Scan the material below for lines with the word "name" and reply with how many there are, nothing else.

++++++

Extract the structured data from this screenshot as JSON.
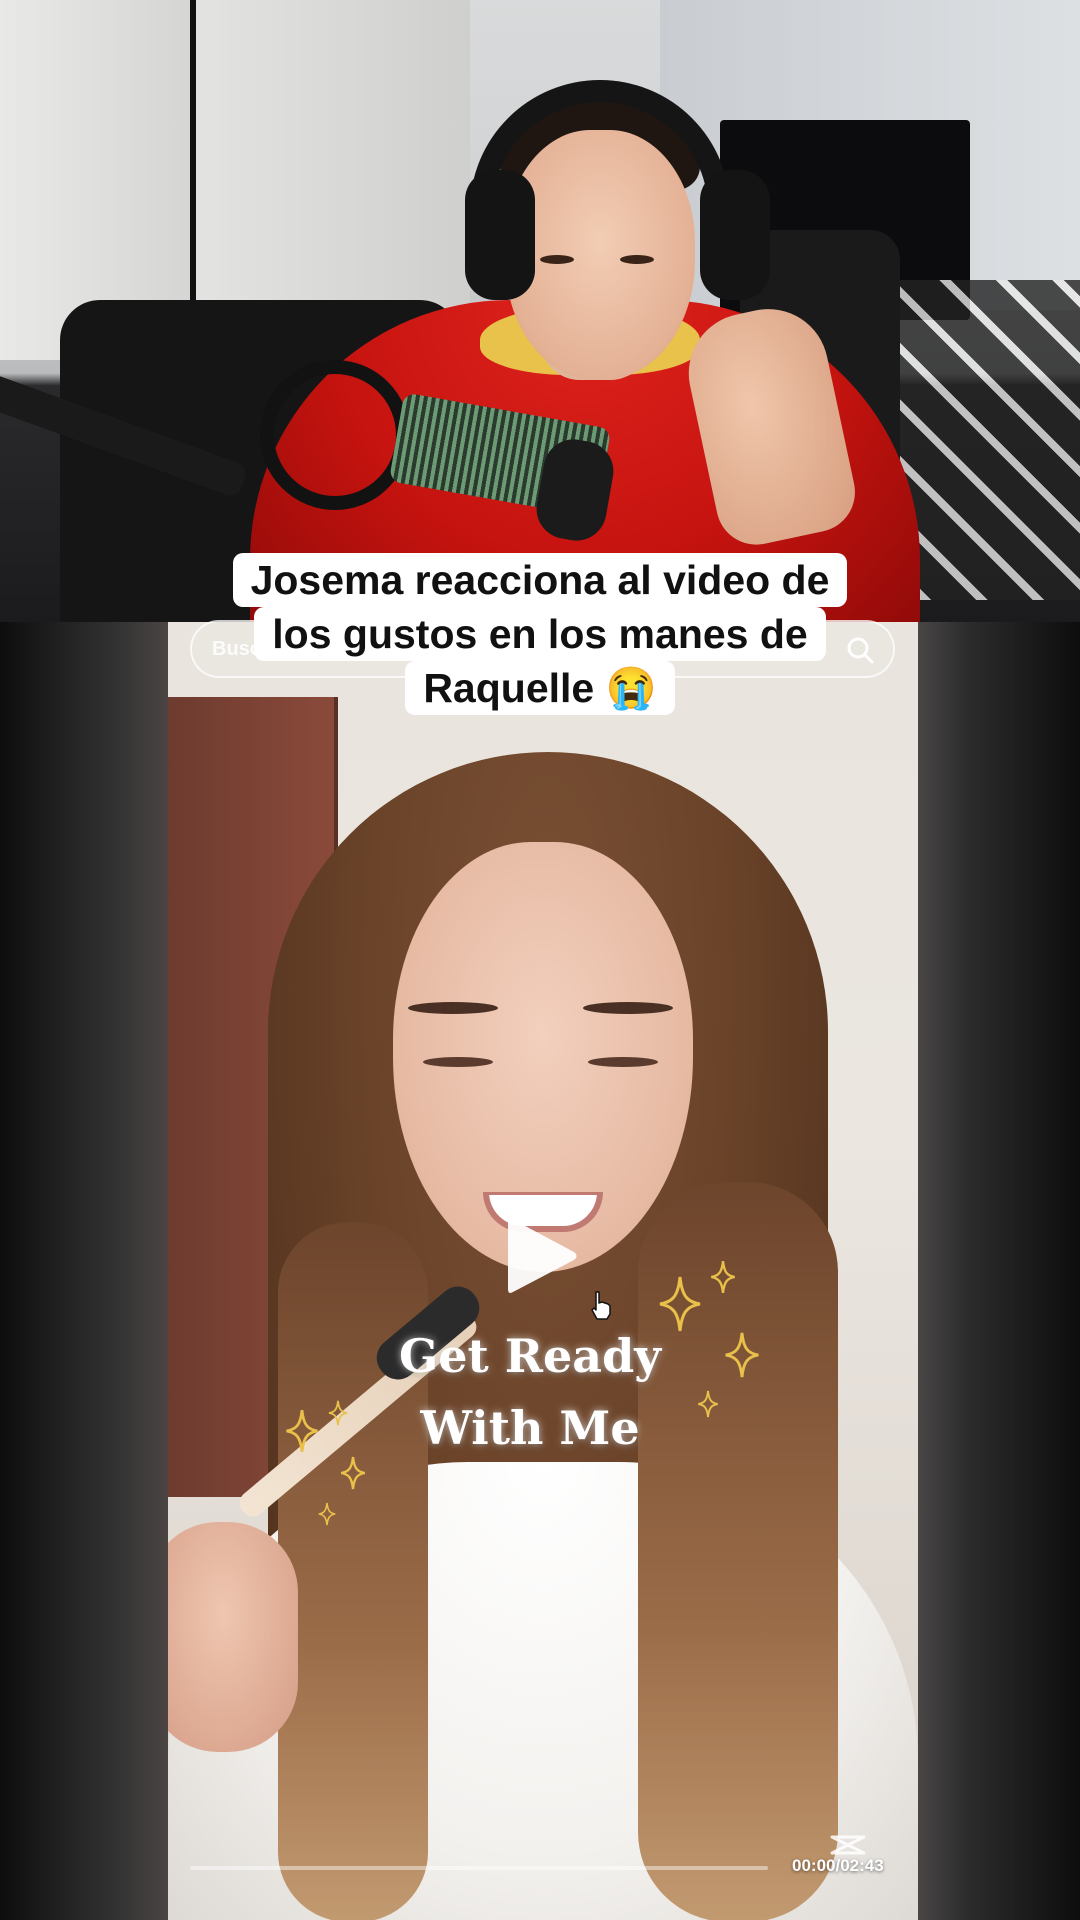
{
  "caption": {
    "line1": "Josema reacciona al video de",
    "line2": "los gustos en los manes de",
    "line3": "Raquelle 😭"
  },
  "embed": {
    "search_placeholder": "Busc",
    "overlay_title_line1": "Get Ready",
    "overlay_title_line2": "With Me",
    "time_display": "00:00/02:43",
    "progress_fraction": 0.0
  },
  "icons": {
    "search": "search-icon",
    "play": "play-icon",
    "cursor": "hand-cursor-icon",
    "sparkle": "sparkle-icon",
    "watermark": "capcut-logo-icon"
  },
  "colors": {
    "caption_bg": "#ffffff",
    "caption_text": "#111111",
    "sparkle": "#e8c04a",
    "hoodie": "#d01812"
  }
}
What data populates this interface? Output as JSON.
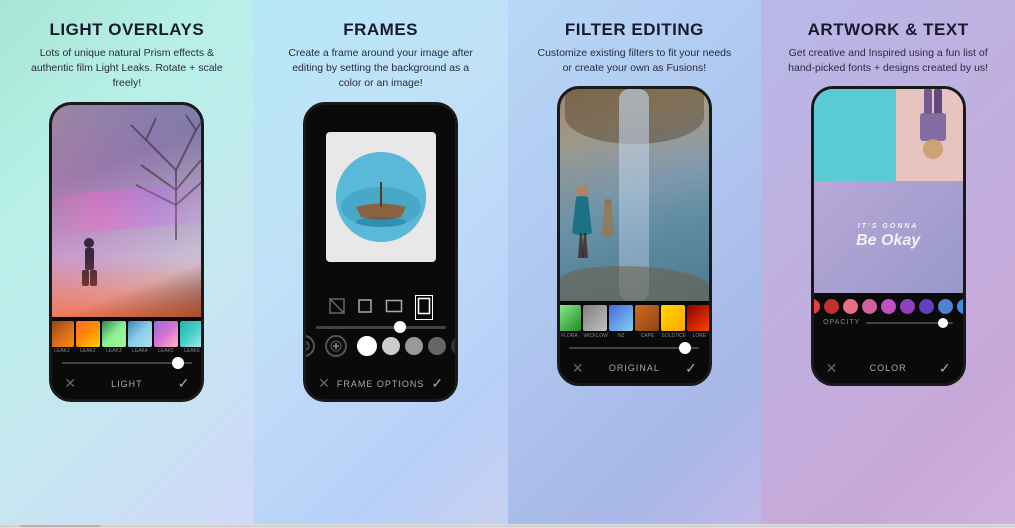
{
  "panels": [
    {
      "id": "panel-1",
      "title": "LIGHT OVERLAYS",
      "description": "Lots of unique natural Prism effects & authentic film Light Leaks. Rotate + scale freely!",
      "phone": {
        "film_labels": [
          "LEAK1",
          "LEAK2",
          "LEAK3",
          "LEAK4",
          "LEAK5",
          "LEAK6"
        ],
        "bottom_label": "LIGHT"
      }
    },
    {
      "id": "panel-2",
      "title": "FRAMES",
      "description": "Create a frame around your image after editing by setting the background as a color or an image!",
      "phone": {
        "bottom_label": "FRAME OPTIONS",
        "color_dots": [
          "#ffffff",
          "#dddddd",
          "#aaaaaa",
          "#777777",
          "#444444"
        ]
      }
    },
    {
      "id": "panel-3",
      "title": "FILTER EDITING",
      "description": "Customize existing filters to fit your needs or create your own as Fusions!",
      "phone": {
        "filter_labels": [
          "FLORA",
          "WICKLOW",
          "NZ",
          "CAPE",
          "SOLSTICE",
          "LORE"
        ],
        "bottom_label": "ORIGINAL"
      }
    },
    {
      "id": "panel-4",
      "title": "ARTWORK & TEXT",
      "description": "Get creative and Inspired using a fun list of hand-picked fonts + designs created by us!",
      "phone": {
        "artwork_text_line1": "IT'S GONNA",
        "artwork_text_line2": "Be Okay",
        "bottom_label": "COLOR",
        "opacity_label": "OPACITY",
        "colors": [
          "#e84040",
          "#c03030",
          "#e87080",
          "#d060a0",
          "#c050c0",
          "#9040c0",
          "#6040c0",
          "#5080d0",
          "#4090e0"
        ]
      }
    }
  ],
  "bottom_x": "✕",
  "bottom_check": "✓"
}
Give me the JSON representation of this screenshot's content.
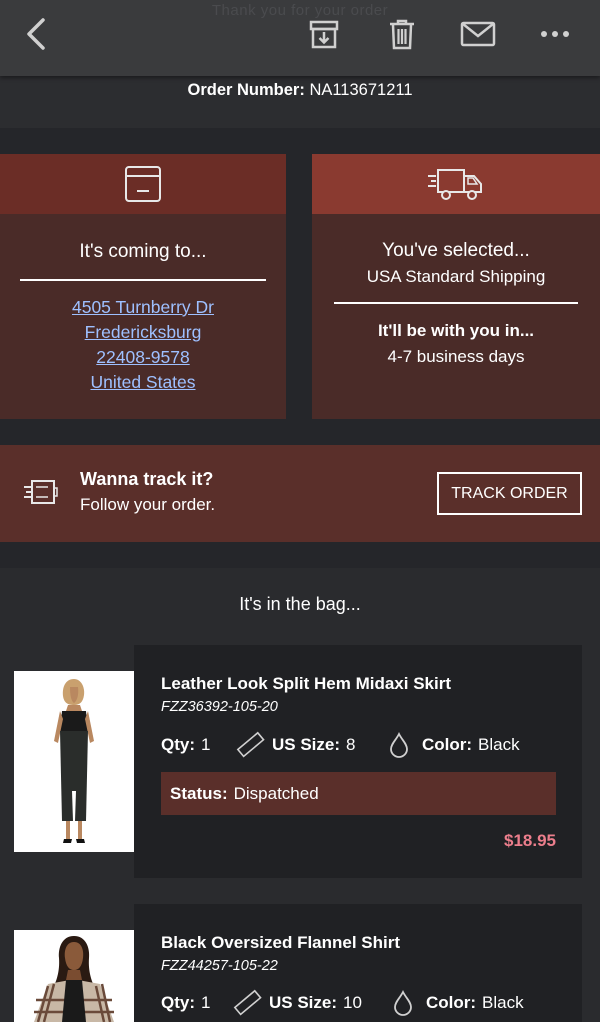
{
  "toolbar": {
    "ghost_text": "Thank you for your order",
    "back_icon": "chevron-left-icon",
    "archive_icon": "archive-icon",
    "trash_icon": "trash-icon",
    "mail_icon": "mail-icon",
    "more_icon": "more-icon"
  },
  "order": {
    "label": "Order Number:",
    "number": "NA113671211"
  },
  "delivery": {
    "icon": "box-icon",
    "title": "It's coming to...",
    "address": [
      "4505 Turnberry Dr",
      "Fredericksburg",
      "22408-9578",
      "United States"
    ]
  },
  "shipping": {
    "icon": "truck-icon",
    "title": "You've selected...",
    "method": "USA Standard Shipping",
    "eta_label": "It'll be with you in...",
    "eta": "4-7 business days"
  },
  "track": {
    "icon": "tracking-icon",
    "title": "Wanna track it?",
    "subtitle": "Follow your order.",
    "button": "TRACK ORDER"
  },
  "bag": {
    "title": "It's in the bag..."
  },
  "items": [
    {
      "name": "Leather Look Split Hem Midaxi Skirt",
      "sku": "FZZ36392-105-20",
      "qty_label": "Qty:",
      "qty": "1",
      "size_label": "US Size:",
      "size": "8",
      "color_label": "Color:",
      "color": "Black",
      "status_label": "Status:",
      "status": "Dispatched",
      "price": "$18.95"
    },
    {
      "name": "Black Oversized Flannel Shirt",
      "sku": "FZZ44257-105-22",
      "qty_label": "Qty:",
      "qty": "1",
      "size_label": "US Size:",
      "size": "10",
      "color_label": "Color:",
      "color": "Black"
    }
  ],
  "colors": {
    "card_head": "#6b2d26",
    "card_body": "#4a2b28",
    "link": "#9ec0ff",
    "price": "#ec7e8c"
  }
}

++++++

Completed task. 2